MT: How do you know what size of a gift to ask for when you’re cultivating a donor?

JS: That really become apparent as you get to know that donor. So you will understand what their capacity is. You will have discussions about what they want to do to make an impact for your organization. You’ll do all kinds of research. What kind of gifts have they given to other organizations? Many times, a donor will almost tell you – if you’re really doing it well, what kind of gifts they want to make. If you can get that kind of a relationship, then it’s fairly easy as far as knowing what I should ask for. But it really is about doing your homework. It’s about creating that relationship with that donor.

MT: So is a major gift something that a nonprofit leader should give themselves before asking others?

JS: I think it would be – I mean, depending on what you think of a major gift as. But I think that helps, to know that you’re committed to the mission. I don’t think it has to be, but I do think that those leaders that do make those gifts, they can at least say, I myself am committed and supported, or even I support other organizations with major gifts, if they’re able to do that. But I think anyone who works in fundraising needs to give. They, themselves, have to give to other organizations. It’s just like mandatory to me, that if you’re going to ask others for gifts, you yourself should give.

MT: And would you say if you work in an organization, and you’re doing major gifts for the organization, should you be giving to your own organization?

JS: Well, I think it’s up to everyone. If it were me, yes, I would. I think it’s important not only that you’re giving your time, obviously, and your energy and everything about you. But you’re also giving your resources and I think that’s important.

Read part two here!

One response on “How can you apply the 80/20 principle to Fundraising?

  1. Madison says:

    Wonderful interview! Jeff Schriefels really knows his stuff, the 80% return for 20% people seems like a smart basis to work from with Major Donors. It is very encouraging that he’s seen comprehensive major gifts plans lead to real change in revenue. I think a big question though is how should small non-profits re-evaluate their time to make more for interacting with potential major donors, especially when they don’t have a lot of time.
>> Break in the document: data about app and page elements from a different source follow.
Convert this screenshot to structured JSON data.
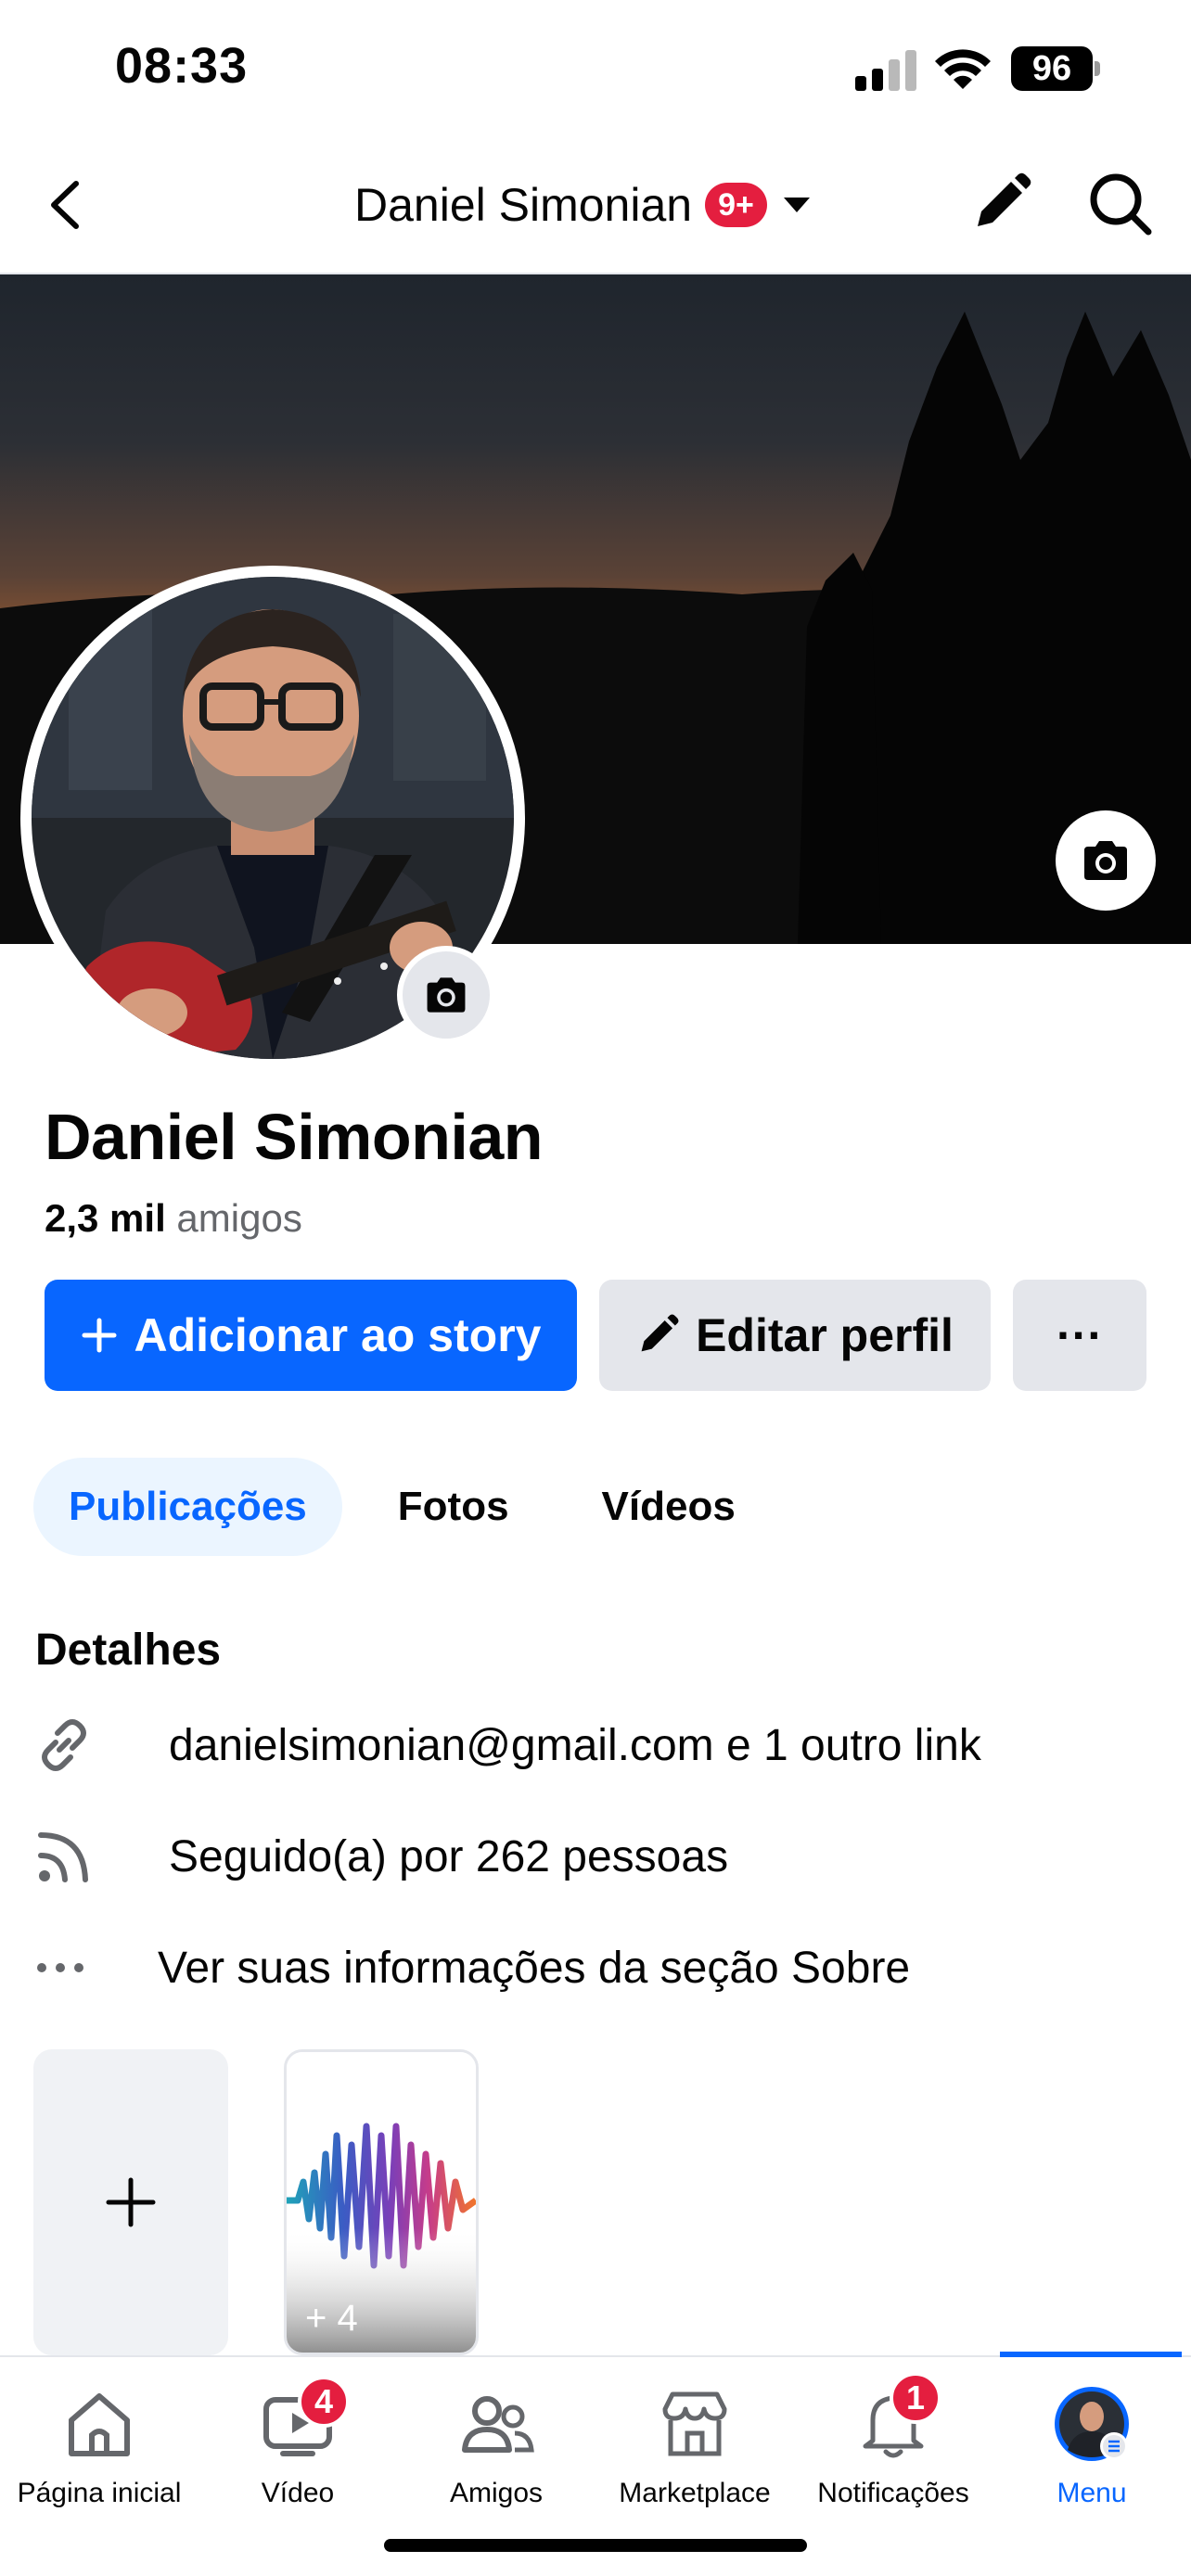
{
  "status_bar": {
    "time": "08:33",
    "battery": "96"
  },
  "header": {
    "title": "Daniel Simonian",
    "notification_count": "9+"
  },
  "profile": {
    "name": "Daniel Simonian",
    "friends_count": "2,3 mil",
    "friends_label": "amigos"
  },
  "actions": {
    "add_story": "Adicionar ao story",
    "edit_profile": "Editar perfil",
    "more": "···"
  },
  "tabs": [
    {
      "label": "Publicações",
      "active": true
    },
    {
      "label": "Fotos",
      "active": false
    },
    {
      "label": "Vídeos",
      "active": false
    }
  ],
  "details": {
    "title": "Detalhes",
    "items": [
      {
        "icon": "link-icon",
        "text": "danielsimonian@gmail.com e 1 outro link"
      },
      {
        "icon": "rss-icon",
        "text": "Seguido(a) por 262 pessoas"
      },
      {
        "icon": "more-dots-icon",
        "text": "Ver suas informações da seção Sobre"
      }
    ]
  },
  "featured": {
    "count_label": "+ 4"
  },
  "bottom_nav": [
    {
      "label": "Página inicial",
      "icon": "home-icon"
    },
    {
      "label": "Vídeo",
      "icon": "video-icon",
      "badge": "4"
    },
    {
      "label": "Amigos",
      "icon": "friends-icon"
    },
    {
      "label": "Marketplace",
      "icon": "marketplace-icon"
    },
    {
      "label": "Notificações",
      "icon": "bell-icon",
      "badge": "1"
    },
    {
      "label": "Menu",
      "icon": "menu-avatar-icon",
      "active": true
    }
  ],
  "colors": {
    "accent": "#0866ff",
    "badge": "#e41e3f",
    "muted": "#65676b",
    "button_gray": "#e4e6eb"
  }
}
And Treyz is very right in saying that it all starts with knowing the donor first, and then not being afraid to ask and challenge them. Looking forward to part 2!